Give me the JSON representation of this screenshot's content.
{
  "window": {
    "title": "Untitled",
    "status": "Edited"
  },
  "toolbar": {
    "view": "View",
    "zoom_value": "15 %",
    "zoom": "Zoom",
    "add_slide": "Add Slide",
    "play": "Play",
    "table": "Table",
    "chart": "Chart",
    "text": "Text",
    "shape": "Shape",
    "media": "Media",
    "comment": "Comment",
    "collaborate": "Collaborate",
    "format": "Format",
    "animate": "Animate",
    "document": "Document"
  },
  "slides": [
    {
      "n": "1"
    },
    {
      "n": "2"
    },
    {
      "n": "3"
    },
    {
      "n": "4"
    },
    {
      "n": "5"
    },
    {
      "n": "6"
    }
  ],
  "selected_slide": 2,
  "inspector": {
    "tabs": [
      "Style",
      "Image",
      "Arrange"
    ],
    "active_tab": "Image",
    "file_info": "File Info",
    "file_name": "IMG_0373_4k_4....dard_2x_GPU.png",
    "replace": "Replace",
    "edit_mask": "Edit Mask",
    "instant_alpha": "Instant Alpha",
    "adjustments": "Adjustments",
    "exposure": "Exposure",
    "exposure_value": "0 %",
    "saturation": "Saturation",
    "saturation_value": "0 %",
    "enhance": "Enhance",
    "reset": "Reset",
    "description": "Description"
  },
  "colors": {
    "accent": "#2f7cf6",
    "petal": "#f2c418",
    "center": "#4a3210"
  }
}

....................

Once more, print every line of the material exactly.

Give me the JSON representation of this screenshot's content.
{
  "window": {
    "title": "Untitled",
    "status": "Edited"
  },
  "toolbar": {
    "view": "View",
    "zoom_value": "15 %",
    "zoom": "Zoom",
    "add_slide": "Add Slide",
    "play": "Play",
    "table": "Table",
    "chart": "Chart",
    "text": "Text",
    "shape": "Shape",
    "media": "Media",
    "comment": "Comment",
    "collaborate": "Collaborate",
    "format": "Format",
    "animate": "Animate",
    "document": "Document"
  },
  "slides": [
    {
      "n": "1"
    },
    {
      "n": "2"
    },
    {
      "n": "3"
    },
    {
      "n": "4"
    },
    {
      "n": "5"
    },
    {
      "n": "6"
    }
  ],
  "selected_slide": 2,
  "inspector": {
    "tabs": [
      "Style",
      "Image",
      "Arrange"
    ],
    "active_tab": "Image",
    "file_info": "File Info",
    "file_name": "IMG_0373_4k_4....dard_2x_GPU.png",
    "replace": "Replace",
    "edit_mask": "Edit Mask",
    "instant_alpha": "Instant Alpha",
    "adjustments": "Adjustments",
    "exposure": "Exposure",
    "exposure_value": "0 %",
    "saturation": "Saturation",
    "saturation_value": "0 %",
    "enhance": "Enhance",
    "reset": "Reset",
    "description": "Description"
  },
  "colors": {
    "accent": "#2f7cf6",
    "petal": "#f2c418",
    "center": "#4a3210"
  }
}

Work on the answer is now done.